- Your sibling has psoriasis; you’re four to six times more likely to suffer from psoriasis compared to the general population.
The good thing about it potentially being an inherited condition is that psoriasis is not contagious. The fact that it looks like a rash tends to raise the question of whether you can give it to anyone else, but rest assured you can’t.
Before psoriasis was commonly referred to, it often was confused with leprosy, which is a mildly contagious disease.
Next page: What treatment options are available for psoriasis, and answering the question of, “What is psoriasis?”
How Is Psoriasis Treated?
Although there’s still no cure for psoriasis, we’ve come a long way regarding how we can treat and manage it.
All you have to do is walk into a natural product store, and you’ll find a vast array of items that claim to be able to calm psoriasis flare-ups. Trust me, and I’ve tried all that I can get my hands on. Luckily, there are many options to trial with some giving some decent results.
Treatment will differ depending on your skin and the type of psoriasis you’re dealing with, but here’s just a small selection of different types of psoriasis treatments to consider.
Coal tar is a treatment you don’t need a prescription for. You can find it on the shelves of most pharmacies.
The main downside to coal tar is the smell. Some people love it, and some people hate it. My view is that if it does the trick, I don’t care what it smells like.
What I like about coal tar is you can use it as an excuse for enforced self-care. Tip a few caps of the liquid into a warm bath, and just chill out, soak, and relax.
What the coal tar is supposed to do is slow the rapid growth of skin cells associated with psoriasis, and it’s also supposed to reduce the redness that people suffer from.
The moral of the story when it comes to coconut oil and psoriasis is keep your skin super moisturized all of the time.
Coconut oil is a great product to use as it applies a lot of moisture, and your skin can use as much as it needs. Keeping your skin moisturized means your skin dries out less, which really helps reduce the flake of the overproduced skin cells, especially seen in plaque psoriasis.
This one is not for everyone. Applying steroids to your skin can be viewed as being quite damaging.
I have steroid ointments on hand prescribed by my doctor, and I tend to use them either when natural items haven’t quite worked as expected, or when I can feel myself getting stressed out about the amount of psoriasis on my body. Also, I know that my stress can make my psoriasis worse, so I like to get rid of it fast, even if I know steroids aren’t the best for my body.

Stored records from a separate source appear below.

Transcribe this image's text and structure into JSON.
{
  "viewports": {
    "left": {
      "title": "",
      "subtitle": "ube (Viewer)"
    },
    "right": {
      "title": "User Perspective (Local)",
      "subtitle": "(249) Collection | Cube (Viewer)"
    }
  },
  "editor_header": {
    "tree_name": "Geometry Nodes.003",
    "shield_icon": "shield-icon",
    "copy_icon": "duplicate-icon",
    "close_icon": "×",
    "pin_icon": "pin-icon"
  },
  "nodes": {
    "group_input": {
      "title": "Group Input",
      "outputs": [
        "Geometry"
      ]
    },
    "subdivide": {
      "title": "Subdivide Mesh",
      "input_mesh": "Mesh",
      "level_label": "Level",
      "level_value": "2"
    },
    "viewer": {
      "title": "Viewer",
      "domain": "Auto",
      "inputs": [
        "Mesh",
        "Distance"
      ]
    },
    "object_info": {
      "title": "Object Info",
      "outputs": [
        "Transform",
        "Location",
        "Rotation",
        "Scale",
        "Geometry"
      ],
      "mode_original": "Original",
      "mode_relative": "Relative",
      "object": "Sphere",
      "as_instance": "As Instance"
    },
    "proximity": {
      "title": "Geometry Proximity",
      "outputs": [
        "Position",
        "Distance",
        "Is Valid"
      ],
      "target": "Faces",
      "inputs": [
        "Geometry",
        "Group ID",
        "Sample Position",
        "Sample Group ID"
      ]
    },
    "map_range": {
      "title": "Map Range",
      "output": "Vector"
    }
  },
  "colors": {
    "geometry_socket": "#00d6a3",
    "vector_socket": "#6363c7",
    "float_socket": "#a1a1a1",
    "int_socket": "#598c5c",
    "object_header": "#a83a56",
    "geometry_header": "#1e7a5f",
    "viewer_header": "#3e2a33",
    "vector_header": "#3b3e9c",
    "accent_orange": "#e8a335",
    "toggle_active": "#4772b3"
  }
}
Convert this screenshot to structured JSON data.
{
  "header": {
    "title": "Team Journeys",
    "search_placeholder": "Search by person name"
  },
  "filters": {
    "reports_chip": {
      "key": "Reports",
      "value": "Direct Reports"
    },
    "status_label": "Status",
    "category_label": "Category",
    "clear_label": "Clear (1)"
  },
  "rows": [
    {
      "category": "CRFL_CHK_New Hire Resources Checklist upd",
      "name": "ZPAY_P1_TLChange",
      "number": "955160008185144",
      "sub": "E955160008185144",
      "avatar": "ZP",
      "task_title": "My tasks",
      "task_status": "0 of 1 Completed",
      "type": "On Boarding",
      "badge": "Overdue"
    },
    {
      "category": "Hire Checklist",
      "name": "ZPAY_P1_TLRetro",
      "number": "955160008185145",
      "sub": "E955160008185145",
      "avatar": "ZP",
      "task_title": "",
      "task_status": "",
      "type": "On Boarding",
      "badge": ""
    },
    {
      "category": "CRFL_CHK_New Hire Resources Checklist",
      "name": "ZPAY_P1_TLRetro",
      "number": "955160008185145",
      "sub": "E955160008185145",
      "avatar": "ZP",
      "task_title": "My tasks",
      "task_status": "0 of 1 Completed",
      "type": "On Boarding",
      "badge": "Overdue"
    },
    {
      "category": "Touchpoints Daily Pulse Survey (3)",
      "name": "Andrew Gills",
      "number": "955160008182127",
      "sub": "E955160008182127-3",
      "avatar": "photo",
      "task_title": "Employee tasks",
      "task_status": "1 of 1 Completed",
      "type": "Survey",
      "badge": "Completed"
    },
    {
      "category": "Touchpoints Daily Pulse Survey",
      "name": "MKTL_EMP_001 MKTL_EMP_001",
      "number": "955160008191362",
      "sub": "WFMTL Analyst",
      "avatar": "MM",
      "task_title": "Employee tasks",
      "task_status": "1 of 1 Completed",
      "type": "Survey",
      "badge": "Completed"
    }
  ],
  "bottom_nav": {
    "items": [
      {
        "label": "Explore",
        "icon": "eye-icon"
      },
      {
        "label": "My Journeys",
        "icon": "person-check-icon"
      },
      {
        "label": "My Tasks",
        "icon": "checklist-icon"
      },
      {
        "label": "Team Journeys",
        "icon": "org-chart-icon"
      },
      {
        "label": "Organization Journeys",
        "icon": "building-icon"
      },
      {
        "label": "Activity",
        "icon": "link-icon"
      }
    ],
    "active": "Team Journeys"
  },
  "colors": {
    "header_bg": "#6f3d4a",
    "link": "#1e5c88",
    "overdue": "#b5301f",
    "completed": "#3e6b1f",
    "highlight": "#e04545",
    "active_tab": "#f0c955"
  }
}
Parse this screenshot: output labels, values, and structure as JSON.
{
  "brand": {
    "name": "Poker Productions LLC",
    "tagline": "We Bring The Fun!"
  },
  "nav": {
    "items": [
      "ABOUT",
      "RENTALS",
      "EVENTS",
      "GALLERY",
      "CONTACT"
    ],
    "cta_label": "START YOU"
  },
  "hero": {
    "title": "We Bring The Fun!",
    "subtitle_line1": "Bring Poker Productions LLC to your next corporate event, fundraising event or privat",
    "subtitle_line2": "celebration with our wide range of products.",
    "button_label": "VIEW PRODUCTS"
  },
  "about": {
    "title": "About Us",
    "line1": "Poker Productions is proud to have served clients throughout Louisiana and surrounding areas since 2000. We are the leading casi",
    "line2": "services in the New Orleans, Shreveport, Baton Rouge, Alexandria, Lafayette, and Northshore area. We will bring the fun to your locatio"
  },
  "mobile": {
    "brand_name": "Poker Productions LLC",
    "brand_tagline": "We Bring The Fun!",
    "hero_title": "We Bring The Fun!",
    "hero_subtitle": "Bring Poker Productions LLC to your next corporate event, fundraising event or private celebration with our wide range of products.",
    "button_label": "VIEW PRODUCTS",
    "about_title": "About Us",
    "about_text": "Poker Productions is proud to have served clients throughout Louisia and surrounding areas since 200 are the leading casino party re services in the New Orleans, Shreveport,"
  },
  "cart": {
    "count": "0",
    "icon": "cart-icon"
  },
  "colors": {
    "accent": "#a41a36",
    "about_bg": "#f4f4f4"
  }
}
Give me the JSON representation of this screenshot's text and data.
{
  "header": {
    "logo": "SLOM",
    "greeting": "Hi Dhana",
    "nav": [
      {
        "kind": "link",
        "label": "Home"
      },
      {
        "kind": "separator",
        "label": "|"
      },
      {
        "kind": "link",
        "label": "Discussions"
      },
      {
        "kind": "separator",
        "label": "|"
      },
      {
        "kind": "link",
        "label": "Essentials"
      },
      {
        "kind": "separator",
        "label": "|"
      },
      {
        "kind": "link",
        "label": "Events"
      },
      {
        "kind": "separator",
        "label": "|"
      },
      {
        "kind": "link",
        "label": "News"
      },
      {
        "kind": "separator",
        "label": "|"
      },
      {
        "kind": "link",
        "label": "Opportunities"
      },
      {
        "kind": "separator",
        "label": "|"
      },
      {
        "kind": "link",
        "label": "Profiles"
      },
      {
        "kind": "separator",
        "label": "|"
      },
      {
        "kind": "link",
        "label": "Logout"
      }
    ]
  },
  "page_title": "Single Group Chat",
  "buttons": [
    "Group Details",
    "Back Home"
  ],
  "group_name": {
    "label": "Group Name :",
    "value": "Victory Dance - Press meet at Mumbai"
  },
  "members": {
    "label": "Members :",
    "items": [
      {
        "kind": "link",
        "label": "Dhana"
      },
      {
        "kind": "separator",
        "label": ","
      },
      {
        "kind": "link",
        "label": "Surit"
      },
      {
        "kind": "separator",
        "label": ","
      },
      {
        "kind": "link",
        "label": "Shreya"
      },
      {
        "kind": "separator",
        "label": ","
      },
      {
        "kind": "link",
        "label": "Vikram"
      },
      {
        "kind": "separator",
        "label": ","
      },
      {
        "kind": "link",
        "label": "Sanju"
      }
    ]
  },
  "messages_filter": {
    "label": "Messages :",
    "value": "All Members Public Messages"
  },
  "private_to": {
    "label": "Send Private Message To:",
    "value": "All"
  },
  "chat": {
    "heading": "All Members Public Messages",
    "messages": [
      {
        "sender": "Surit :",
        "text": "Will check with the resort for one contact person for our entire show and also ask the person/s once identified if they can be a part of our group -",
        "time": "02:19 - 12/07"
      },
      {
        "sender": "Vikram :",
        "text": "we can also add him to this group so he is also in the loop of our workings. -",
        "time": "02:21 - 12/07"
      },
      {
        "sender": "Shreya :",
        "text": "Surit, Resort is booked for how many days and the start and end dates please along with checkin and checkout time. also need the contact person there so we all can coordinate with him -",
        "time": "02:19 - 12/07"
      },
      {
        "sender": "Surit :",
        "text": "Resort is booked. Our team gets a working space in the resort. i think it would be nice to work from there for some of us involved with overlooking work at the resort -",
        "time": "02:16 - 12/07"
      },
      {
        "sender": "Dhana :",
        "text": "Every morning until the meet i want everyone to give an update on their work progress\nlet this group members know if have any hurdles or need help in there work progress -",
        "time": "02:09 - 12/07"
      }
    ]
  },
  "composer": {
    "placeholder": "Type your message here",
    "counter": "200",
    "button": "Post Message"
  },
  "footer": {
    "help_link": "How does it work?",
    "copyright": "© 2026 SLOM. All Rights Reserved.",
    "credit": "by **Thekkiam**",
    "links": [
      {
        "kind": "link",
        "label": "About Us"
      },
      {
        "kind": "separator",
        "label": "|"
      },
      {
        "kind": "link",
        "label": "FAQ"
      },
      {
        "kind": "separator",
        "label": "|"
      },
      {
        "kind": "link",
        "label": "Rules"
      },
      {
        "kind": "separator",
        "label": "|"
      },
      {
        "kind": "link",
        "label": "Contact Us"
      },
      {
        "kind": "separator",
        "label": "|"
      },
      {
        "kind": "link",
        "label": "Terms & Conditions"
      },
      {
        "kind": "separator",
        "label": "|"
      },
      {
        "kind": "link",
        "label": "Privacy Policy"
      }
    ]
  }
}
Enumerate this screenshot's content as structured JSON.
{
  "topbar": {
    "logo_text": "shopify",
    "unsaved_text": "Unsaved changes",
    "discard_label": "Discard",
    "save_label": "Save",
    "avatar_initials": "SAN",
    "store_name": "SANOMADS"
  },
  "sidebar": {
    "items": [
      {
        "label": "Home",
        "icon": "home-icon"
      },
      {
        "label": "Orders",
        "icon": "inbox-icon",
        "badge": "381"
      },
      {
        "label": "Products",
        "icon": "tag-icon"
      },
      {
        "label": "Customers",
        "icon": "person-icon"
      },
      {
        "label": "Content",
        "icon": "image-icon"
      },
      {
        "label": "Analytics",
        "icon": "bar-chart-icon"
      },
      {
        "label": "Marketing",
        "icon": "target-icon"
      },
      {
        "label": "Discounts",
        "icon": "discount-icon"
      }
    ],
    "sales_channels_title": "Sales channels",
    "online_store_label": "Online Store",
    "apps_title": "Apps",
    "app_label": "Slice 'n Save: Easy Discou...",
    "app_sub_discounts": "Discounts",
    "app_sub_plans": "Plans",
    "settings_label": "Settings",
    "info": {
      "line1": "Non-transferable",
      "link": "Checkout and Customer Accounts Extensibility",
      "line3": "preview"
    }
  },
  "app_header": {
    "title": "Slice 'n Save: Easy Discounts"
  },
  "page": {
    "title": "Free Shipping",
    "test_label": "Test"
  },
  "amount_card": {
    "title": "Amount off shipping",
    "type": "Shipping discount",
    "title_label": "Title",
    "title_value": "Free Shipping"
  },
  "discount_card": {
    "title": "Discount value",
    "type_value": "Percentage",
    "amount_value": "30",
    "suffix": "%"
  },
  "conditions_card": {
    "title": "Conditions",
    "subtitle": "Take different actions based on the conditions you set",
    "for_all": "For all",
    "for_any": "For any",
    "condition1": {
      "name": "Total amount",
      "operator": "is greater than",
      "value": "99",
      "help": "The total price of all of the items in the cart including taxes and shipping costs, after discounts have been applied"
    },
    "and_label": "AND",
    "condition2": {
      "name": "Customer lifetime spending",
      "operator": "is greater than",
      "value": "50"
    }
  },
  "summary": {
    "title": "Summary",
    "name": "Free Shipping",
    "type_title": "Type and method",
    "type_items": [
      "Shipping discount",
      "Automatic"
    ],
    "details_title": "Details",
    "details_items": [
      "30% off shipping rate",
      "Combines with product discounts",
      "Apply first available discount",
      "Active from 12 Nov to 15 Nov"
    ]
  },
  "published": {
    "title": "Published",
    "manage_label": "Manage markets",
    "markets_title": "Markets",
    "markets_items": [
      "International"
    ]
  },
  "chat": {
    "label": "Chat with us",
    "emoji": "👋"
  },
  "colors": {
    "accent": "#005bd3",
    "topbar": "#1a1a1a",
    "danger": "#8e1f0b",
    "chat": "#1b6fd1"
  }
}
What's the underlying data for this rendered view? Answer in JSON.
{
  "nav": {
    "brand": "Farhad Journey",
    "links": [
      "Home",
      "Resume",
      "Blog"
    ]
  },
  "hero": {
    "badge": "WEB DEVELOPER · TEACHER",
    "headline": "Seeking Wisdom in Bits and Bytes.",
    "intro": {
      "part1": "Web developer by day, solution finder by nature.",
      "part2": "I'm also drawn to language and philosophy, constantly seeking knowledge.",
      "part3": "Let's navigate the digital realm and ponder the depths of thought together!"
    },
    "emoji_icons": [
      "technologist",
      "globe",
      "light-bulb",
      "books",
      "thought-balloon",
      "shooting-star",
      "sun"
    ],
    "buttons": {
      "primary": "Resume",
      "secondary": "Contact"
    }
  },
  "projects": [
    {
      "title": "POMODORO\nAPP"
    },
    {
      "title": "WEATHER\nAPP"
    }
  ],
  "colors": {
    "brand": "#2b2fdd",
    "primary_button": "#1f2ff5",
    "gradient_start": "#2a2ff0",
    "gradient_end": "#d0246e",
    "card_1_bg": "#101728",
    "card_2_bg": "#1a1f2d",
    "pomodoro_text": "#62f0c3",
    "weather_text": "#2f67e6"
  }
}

From my experience, steroid ointments are incredibly fast-acting and clear up my skin to the point of being manageable with natural items. There are so many different steroid variants, and it’s best to talk to your doctor about the severity of your psoriasis, and whether steroids are a good option for you.
Sunlight is a treatment that needs to be watched incredibly carefully. For example, don’t get sunburnt as this can cause psoriasis.
Also, don’t go out in the sun if you’ve applied steroid creams as this can cause serious skin damage. However, a small amount of sunlight exposure can help some people’s psoriasis. Just make sure you monitor it closely.
The Bottom Line…
There’s still so much to understand about what psoriasis is. Even though we’ve known of its existence since way, way, way before any of us were even born – it’s important for us to keep learning about psoriasis.
Psoriasis is one of those elusive conditions that we learn more and more about every day, and we can’t pinpoint an accurate reason as to why some people have to deal with the condition and others don’t.
Although all of the information we provide right now may not ring true over the coming years, at least we’re doing absolutely everything we can to keep informed and educated about the research’s progress, so we know what to try and what to steer clear of, for now at least.
It’s vital we keep talking to our doctors and keep absorbing as much knowledge as we can to ensure we can lead the highest quality life with psoriasis, and keep staying positive. It can get hard, and painful, but psoriasis is a condition, not a way of life. We just have to manage it.